Author: Kassy Montgomery, RDN, CDCES 🍉
Type 2 diabetes is a condition where insulin, a hormone produced in the pancreas which moves sugar into our cells to be turned into energy, does not work effectively anymore. Type 2 diabetes can happen due to genetics, aging and lifestyle factors. This results in high levels of sugar (glucose) in the blood. When blood sugars are not managed, the body may stop making insulin and chronic disease conditions like neuropathy or retinopathy may occur. Nutrition plays a critical role in managing type 2 diabetes as the food we eat can affect blood glucose levels. In this blog post, we will go through basic macronutrient and glycemic index guidelines to help manage type 2 diabetes.
Carbohydrates are the main macronutrient that affects blood glucose levels. Therefore, managing carbohydrate intake is essential for people with type 2 diabetes. The American Diabetes Association (ADA) recommends that people with type 2 diabetes consume 45-60 grams of carbohydrates per meal, depending on individual needs and preferences. Carbohydrates should come primarily from whole grains, fruits, vegetables, and legumes.
Protein is important for building and repairing tissues in the body. The ADA recommends that people with type 2 diabetes consume 1-1.5 grams of protein per kilogram of body weight per day. Good sources of protein include lean meats, poultry, fish, beans, and tofu.
Fats provide energy and help the body absorb certain vitamins. However, consuming too much saturated and trans fats can increase the risk of heart disease, which is a common complication of type 2 diabetes. The ADA recommends that people with type 2 diabetes consume less than 7% of total calories from saturated fats and avoid trans fats altogether. Instead, they should consume healthy fats such as monounsaturated and polyunsaturated fats found in foods like nuts, seeds, avocado, and fatty fish.
Fiber is important for maintaining digestive health and can help improve blood glucose control. The ADA recommends that people with type 2 diabetes consume at least 14 grams of fiber per 1,000 calories consumed, or a minimum of 25-30 grams per day. Good sources of fiber include fruits, vegetables, whole grains, and legumes.
The glycemic index (GI) is a ranking of carbohydrates based on how they affect blood glucose levels. Foods with a high GI value can cause a rapid increase in blood glucose levels, while foods with a low GI value are digested more slowly and cause a slower rise in blood glucose levels. The ADA recommends that people with type 2 diabetes focus on consuming low to medium GI carbohydrates to help improve blood glucose control.

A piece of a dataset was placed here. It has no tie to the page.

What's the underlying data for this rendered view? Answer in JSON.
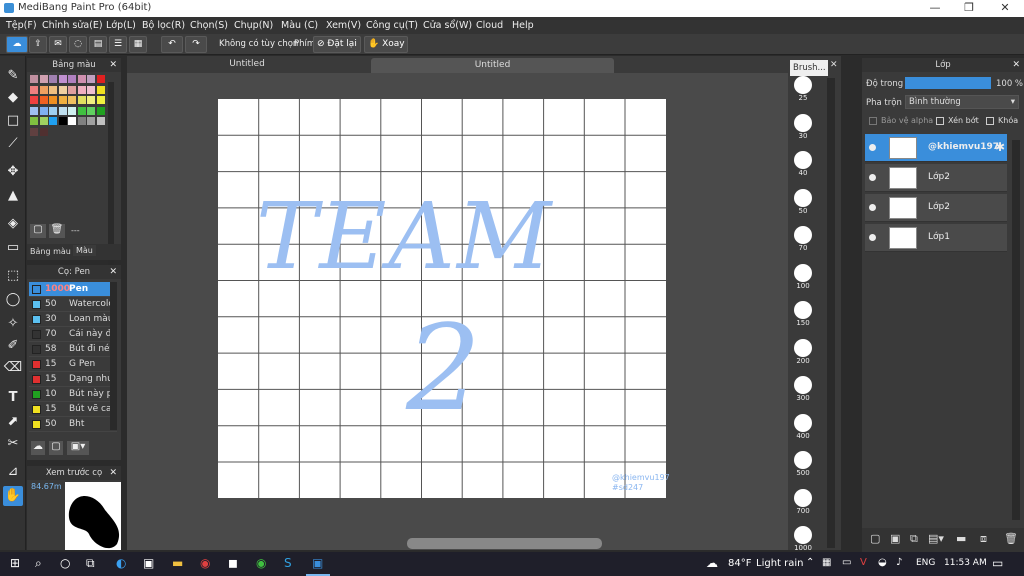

Nutrition plays a critical role in managing type 2 diabetes. The ADA recommends that people with type 2 diabetes focus on consuming a variety of nutrient-dense foods including whole grains, fruits, vegetables, lean proteins, and healthy fats. They should also manage their carbohydrate intake, consume adequate amounts of fiber, and focus on consuming low to medium GI carbohydrates. By following these evidence-based guidelines for nutrition, people with type 2 diabetes can improve blood glucose control and reduce the risk of complications such as heart disease. It is important to work with a healthcare provider or registered dietitian to develop an individualized nutrition plan that meets your specific needs and preferences.
One-Day Sample Meal Plan: 1500-1800 calories